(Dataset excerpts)
************

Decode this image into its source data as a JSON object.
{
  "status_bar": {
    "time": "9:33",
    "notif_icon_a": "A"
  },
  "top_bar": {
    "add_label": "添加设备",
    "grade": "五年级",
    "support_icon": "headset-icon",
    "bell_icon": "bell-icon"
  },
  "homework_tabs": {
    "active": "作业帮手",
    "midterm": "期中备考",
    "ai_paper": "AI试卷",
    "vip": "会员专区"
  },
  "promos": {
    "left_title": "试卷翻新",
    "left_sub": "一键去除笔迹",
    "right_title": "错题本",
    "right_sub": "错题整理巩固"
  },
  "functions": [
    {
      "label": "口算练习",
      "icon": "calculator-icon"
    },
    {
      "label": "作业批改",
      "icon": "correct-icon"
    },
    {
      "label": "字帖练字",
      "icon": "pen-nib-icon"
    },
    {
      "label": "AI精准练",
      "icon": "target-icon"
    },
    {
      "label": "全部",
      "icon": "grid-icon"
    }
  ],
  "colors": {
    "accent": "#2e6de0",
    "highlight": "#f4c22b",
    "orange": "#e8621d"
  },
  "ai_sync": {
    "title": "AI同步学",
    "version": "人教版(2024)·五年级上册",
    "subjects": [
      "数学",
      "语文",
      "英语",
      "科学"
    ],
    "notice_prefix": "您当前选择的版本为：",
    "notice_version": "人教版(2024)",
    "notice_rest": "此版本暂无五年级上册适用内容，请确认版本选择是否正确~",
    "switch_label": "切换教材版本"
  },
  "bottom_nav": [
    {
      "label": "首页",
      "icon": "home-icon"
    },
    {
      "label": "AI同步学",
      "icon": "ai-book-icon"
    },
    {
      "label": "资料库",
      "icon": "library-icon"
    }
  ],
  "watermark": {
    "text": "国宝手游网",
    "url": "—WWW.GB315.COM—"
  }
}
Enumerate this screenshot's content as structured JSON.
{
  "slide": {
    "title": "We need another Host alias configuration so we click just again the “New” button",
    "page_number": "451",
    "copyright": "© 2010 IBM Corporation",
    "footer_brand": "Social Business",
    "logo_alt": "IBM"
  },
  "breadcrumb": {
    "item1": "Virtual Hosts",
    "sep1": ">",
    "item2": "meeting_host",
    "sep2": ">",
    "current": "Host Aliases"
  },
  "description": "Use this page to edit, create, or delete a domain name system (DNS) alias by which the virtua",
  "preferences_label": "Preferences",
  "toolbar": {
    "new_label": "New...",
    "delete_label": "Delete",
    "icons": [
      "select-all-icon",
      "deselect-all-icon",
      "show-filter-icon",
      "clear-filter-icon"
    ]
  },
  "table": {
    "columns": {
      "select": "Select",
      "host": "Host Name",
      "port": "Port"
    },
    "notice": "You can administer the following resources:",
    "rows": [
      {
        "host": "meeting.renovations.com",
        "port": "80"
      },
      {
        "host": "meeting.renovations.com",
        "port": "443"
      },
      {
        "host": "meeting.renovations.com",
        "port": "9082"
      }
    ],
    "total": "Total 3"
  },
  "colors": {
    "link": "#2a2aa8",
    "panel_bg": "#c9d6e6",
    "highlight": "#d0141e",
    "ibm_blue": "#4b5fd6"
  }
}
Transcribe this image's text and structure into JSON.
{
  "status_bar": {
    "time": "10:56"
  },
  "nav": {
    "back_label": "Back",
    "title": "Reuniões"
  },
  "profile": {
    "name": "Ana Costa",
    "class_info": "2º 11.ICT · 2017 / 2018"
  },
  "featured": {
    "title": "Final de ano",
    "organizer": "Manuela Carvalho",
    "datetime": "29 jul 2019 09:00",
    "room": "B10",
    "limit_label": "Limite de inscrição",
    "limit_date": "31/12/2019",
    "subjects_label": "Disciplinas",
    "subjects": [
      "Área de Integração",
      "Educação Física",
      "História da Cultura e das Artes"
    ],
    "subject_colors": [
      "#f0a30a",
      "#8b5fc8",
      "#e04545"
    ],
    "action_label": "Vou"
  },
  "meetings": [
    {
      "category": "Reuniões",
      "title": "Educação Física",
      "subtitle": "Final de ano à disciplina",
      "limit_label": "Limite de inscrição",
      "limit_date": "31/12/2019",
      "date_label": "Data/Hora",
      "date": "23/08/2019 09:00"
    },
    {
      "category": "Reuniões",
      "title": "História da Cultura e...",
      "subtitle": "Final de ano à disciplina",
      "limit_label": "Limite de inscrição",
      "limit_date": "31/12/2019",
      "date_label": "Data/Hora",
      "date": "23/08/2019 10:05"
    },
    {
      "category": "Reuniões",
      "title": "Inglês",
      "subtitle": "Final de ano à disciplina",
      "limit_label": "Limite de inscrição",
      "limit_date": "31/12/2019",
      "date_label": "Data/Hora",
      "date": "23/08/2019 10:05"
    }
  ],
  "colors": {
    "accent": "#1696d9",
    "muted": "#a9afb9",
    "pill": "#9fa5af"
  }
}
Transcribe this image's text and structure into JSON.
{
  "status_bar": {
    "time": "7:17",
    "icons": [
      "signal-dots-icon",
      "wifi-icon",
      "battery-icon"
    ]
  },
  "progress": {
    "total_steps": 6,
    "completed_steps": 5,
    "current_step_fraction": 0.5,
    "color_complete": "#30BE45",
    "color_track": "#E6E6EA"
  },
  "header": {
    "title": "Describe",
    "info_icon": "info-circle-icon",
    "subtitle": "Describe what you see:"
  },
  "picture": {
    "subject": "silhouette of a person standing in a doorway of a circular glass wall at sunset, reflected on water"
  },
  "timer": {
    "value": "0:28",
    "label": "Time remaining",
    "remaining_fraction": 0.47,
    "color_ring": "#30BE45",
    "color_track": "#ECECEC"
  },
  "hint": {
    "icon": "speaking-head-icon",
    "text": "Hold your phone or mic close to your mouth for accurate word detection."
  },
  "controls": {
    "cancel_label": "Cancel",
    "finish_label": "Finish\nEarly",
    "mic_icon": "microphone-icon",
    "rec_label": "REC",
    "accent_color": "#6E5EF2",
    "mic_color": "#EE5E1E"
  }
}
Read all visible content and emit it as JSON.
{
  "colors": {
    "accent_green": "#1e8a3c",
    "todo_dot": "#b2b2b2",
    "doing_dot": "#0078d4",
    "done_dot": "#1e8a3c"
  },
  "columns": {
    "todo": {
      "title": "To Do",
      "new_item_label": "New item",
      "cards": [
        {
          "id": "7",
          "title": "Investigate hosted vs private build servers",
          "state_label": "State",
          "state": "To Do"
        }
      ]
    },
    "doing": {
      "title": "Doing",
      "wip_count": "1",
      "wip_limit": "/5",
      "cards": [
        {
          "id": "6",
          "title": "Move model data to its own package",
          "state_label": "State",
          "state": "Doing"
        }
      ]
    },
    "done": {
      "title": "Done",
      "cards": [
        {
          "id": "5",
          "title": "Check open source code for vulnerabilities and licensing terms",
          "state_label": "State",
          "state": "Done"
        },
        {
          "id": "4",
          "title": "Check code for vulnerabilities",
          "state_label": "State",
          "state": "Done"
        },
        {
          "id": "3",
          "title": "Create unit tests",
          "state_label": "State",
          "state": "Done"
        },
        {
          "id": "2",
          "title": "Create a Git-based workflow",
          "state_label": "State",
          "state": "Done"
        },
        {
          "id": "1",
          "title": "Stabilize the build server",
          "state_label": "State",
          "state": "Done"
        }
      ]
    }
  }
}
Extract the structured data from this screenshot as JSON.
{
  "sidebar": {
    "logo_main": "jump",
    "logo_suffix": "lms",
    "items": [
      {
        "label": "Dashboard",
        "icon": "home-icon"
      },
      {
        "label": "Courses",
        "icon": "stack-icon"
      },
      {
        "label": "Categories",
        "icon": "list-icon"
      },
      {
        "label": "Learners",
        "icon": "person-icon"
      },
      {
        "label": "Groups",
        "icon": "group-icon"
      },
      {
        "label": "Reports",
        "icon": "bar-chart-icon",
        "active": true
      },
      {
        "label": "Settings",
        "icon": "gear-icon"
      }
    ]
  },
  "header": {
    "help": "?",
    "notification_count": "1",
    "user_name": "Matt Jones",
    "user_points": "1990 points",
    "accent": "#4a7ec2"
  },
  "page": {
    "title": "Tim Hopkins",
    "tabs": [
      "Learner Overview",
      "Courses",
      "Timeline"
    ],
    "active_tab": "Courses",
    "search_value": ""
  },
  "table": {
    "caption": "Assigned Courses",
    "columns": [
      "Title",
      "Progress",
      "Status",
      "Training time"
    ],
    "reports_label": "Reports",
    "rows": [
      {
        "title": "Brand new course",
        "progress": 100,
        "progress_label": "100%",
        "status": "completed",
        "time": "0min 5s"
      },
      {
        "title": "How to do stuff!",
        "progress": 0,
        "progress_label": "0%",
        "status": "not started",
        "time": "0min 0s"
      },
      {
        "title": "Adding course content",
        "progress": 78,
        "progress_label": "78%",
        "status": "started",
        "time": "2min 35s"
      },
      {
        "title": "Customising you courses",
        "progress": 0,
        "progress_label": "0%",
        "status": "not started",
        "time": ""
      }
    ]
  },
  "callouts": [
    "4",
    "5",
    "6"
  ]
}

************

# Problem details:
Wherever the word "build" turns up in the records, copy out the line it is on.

# Response area:
          "title": "Investigate hosted vs private build servers",
          "title": "Stabilize the build server",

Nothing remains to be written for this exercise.